## PROBLEM TO SOLVE
Every entry needs to be given again exactly as it reads.

**********

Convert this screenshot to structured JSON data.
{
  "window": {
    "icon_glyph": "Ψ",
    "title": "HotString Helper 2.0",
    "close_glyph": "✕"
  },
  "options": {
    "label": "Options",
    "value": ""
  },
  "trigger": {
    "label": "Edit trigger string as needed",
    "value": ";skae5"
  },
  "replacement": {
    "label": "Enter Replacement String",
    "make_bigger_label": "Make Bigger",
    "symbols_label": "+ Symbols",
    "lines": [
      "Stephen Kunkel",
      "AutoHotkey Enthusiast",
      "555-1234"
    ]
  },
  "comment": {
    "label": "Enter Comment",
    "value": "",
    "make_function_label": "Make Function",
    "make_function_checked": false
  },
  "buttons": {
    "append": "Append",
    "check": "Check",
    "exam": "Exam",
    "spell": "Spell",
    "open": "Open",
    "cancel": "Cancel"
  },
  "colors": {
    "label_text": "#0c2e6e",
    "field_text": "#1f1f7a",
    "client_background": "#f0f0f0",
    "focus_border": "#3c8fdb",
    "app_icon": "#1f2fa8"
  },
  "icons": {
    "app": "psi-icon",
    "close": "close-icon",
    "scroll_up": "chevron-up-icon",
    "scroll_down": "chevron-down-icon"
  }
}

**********

## WRITTEN SOLUTION
Convert this screenshot to structured JSON data.
{
  "window": {
    "icon_glyph": "Ψ",
    "title": "HotString Helper 2.0",
    "close_glyph": "✕"
  },
  "options": {
    "label": "Options",
    "value": ""
  },
  "trigger": {
    "label": "Edit trigger string as needed",
    "value": ";skae5"
  },
  "replacement": {
    "label": "Enter Replacement String",
    "make_bigger_label": "Make Bigger",
    "symbols_label": "+ Symbols",
    "lines": [
      "Stephen Kunkel",
      "AutoHotkey Enthusiast",
      "555-1234"
    ]
  },
  "comment": {
    "label": "Enter Comment",
    "value": "",
    "make_function_label": "Make Function",
    "make_function_checked": false
  },
  "buttons": {
    "append": "Append",
    "check": "Check",
    "exam": "Exam",
    "spell": "Spell",
    "open": "Open",
    "cancel": "Cancel"
  },
  "colors": {
    "label_text": "#0c2e6e",
    "field_text": "#1f1f7a",
    "client_background": "#f0f0f0",
    "focus_border": "#3c8fdb",
    "app_icon": "#1f2fa8"
  },
  "icons": {
    "app": "psi-icon",
    "close": "close-icon",
    "scroll_up": "chevron-up-icon",
    "scroll_down": "chevron-down-icon"
  }
}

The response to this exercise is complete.